History is not to be memorized but to be debated, explained and interpreted through various lenses. When monopolized, history has deprived society of having different ways to look at things. The history of the Oct. 6, 1976 massacre is no exception.
It’s been 40 years since the day in which right-wing paramilitary lynched and killed at least 46 people at Thammasat University. Some may say this can be explained as the action of a heavily propagandized ultra-royalist mob, who chose to kill in order to protect the monarchy, amidst fears of Thailand becoming a communist state and the monarchy being ousted.
Forty years on, we need more views, nuance and debate about the incident, or risk turning the arguably darkest episode of modern Thai political history into an annual ritual of wreath-laying, followed by a succession of key and low note speeches.
Whilst it must be acknowledged, the task of uncovering what truly happened needs to be opened up to voices beyond those of the so-called Oct. 6 generation. How many people were exactly hung at Sanam Luang (Royal Lawn)? Who was the mastermind of the lynching?
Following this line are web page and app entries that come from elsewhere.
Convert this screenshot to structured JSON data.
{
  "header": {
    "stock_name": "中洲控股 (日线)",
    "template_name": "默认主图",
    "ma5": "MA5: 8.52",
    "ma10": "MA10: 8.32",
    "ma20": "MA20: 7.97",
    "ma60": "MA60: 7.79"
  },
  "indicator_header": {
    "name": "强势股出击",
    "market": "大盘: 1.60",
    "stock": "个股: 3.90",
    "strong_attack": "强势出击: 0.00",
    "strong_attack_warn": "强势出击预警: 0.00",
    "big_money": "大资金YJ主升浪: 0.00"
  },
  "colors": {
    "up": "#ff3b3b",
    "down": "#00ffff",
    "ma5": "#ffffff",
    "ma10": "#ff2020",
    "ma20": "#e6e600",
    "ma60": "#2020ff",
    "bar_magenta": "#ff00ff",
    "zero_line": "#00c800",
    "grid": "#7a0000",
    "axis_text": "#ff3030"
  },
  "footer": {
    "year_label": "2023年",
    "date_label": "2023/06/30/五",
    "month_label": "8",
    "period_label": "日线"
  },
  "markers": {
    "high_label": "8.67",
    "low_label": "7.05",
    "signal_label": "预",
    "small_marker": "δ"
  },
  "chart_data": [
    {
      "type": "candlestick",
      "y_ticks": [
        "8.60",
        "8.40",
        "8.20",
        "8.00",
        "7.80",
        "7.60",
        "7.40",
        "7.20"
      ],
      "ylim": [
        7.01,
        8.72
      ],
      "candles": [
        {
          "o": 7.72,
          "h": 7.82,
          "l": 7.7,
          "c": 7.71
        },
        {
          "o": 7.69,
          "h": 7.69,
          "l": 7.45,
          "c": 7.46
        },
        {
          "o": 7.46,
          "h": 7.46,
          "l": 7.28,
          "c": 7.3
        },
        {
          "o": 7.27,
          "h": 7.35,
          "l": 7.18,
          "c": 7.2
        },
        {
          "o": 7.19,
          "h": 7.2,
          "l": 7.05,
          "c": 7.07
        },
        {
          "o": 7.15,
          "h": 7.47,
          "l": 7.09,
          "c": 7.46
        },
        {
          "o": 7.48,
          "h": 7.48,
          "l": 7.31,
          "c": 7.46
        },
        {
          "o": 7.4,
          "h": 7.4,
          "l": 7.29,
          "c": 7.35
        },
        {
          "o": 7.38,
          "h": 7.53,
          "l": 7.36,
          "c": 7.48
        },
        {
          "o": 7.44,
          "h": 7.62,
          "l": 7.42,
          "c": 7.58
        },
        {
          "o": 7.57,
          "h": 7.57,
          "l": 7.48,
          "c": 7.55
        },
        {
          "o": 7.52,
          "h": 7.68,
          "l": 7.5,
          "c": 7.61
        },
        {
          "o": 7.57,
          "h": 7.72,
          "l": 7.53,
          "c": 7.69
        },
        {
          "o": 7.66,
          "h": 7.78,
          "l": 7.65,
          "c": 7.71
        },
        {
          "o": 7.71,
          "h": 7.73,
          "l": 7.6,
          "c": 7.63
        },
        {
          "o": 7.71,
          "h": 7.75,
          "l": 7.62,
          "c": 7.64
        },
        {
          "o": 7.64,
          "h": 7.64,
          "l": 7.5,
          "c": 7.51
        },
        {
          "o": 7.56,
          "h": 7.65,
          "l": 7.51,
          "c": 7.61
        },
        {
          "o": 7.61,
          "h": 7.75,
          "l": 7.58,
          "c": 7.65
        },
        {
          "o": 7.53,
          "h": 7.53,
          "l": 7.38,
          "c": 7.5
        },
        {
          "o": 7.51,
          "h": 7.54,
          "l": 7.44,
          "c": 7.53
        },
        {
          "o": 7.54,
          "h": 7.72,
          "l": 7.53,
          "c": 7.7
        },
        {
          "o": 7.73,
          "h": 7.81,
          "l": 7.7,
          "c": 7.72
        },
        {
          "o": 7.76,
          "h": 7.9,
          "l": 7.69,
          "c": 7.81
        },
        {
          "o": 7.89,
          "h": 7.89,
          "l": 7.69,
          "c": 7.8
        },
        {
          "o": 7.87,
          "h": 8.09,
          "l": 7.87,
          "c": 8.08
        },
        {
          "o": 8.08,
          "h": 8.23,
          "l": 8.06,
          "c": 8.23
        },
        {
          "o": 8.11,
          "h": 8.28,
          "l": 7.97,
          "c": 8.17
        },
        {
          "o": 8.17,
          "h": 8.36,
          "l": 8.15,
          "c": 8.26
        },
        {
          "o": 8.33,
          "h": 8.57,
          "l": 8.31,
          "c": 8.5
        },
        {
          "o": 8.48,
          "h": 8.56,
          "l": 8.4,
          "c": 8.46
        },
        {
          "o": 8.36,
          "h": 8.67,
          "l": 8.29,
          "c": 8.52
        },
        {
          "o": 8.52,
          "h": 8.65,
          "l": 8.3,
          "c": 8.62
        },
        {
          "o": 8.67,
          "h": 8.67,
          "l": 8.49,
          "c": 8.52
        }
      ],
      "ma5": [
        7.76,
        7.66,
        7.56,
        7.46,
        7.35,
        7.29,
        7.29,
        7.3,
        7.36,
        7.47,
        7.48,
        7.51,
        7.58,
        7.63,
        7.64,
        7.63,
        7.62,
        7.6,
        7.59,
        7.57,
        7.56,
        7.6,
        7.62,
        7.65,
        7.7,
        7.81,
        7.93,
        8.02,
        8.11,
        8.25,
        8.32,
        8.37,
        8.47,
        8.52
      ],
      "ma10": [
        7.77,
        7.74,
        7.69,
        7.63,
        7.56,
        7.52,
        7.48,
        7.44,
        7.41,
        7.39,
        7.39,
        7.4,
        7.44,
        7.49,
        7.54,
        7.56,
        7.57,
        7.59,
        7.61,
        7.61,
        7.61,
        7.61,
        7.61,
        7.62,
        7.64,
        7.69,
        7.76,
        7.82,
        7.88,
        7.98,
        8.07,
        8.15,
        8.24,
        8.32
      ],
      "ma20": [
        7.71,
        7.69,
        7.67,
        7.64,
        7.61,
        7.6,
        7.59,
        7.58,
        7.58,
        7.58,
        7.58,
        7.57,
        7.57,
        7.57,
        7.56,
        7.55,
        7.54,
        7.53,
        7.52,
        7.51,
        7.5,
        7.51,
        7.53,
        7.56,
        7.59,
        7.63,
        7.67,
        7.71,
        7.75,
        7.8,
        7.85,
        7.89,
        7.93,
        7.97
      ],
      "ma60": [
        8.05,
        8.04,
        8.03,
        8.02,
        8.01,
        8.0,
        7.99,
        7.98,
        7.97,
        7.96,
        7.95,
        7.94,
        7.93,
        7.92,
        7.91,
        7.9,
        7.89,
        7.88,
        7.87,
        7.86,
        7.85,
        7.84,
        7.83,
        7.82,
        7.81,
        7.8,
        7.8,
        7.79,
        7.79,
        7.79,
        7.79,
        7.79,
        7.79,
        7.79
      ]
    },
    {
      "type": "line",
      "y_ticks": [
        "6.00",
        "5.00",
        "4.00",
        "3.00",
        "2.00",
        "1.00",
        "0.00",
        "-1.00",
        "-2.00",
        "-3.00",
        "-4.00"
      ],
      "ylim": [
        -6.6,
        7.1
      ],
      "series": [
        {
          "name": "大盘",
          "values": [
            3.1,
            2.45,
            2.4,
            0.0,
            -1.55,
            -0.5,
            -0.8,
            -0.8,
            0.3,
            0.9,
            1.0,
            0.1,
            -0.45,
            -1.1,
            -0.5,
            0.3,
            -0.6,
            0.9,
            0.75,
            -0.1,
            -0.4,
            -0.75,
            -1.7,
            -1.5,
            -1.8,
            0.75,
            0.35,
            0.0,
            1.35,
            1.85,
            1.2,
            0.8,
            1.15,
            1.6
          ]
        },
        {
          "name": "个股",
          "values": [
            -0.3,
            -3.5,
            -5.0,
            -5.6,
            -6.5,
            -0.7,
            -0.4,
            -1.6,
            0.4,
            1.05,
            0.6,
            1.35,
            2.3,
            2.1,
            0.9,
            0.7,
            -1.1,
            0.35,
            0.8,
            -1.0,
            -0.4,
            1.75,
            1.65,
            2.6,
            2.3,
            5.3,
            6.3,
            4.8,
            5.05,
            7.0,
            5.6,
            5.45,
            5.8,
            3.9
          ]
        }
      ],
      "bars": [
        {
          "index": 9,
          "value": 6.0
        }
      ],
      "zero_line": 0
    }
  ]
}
Or was it spontaneous?
There should be attempts to record more voices from the right-wing who were on the side of the perpetrators, in order to understand why they think people committed such atrocious crimes – or whether they see them as crimes at all.
One influential ultra-royalist novelist, Wimon Siripaiboon, better known by her pen name Tommayantee, gave an interview to nationweekend.com magazine back in February 2013, touching on her role in agitating the right-wing movement back then by saying:
“Regarding Oct. 6,  I say if it didn’t end up like that we would have ended up like Laos, Vietnam or Cambodia. Is that not true? It was communists back then [that we were dealing with] … I don’t care what the communists do, but regarding the King and the Thai royal family – don’t touch… They have been criticizing me for years. They said it was my fault and I said yes, my fault was to love my motherland.”
More views from the other side of the political divide should be welcomed, regardless of whether one approves of the views or not.
Instead of more or less monotonous recounts from the Oct. 6 generation, those too young to have been involved as well as those who were not yet born at the time, should try to make their own interpretation or the incident and ask themselves what they have learned from it.
Chanoknan Ruamsap, 23, co-speaker in the “New Democracy Movement” told me that the most important lesson she learnt was that although “it’s been 40 years, some still do not want to accept the truth, and they try to forget and erase this history.”
Abinya Sawatvarakorn, 24, student activist, and a Masters student at Thammasat University’s College of Interdisciplinary Studies said: “It’s a good lesson reminding us that opponents are ready to resort to violence, be it in 1973, 1976, 1992 or 2010.”
As for Parit Chiwarak, 18, a “Mattayom 6” student activist from Triam Udomsuksa School, thinks part of the people who attacked the technical students, were once on democracy’s side back in Oct. 1973. “So we have to learn to preserve the solidarity of the movement, otherwise history will repeat itself.”
Then there is Netiwit Chotipatpaisalm 20, first-year political science student and student activist at Chulalongkorn University.
“We can try to learn why people commit massacres and how they organize themselves,” said Netiwit.
As for myself, I was eight and too young, but seeing the gory pictures of lynchings, hate and senseless killings taught me that one should never fall prey to propaganda to the point of losing one’s humanity.
America has different takes of its history. Late American historian Howard Zinn, seminal to me, wrote ‘A People’s History Of The United States’, which is a much more sobering chronicle and interpretation of that nation. Thailand needs to reassess and rethink its history too, and the Oct. 6 massacre is no exception.
It’s time to try and break any hegemonic monopoly on how to remember our past, for those who control the past often dictate the future.
History should not be static but refreshed through new findings and perspectives.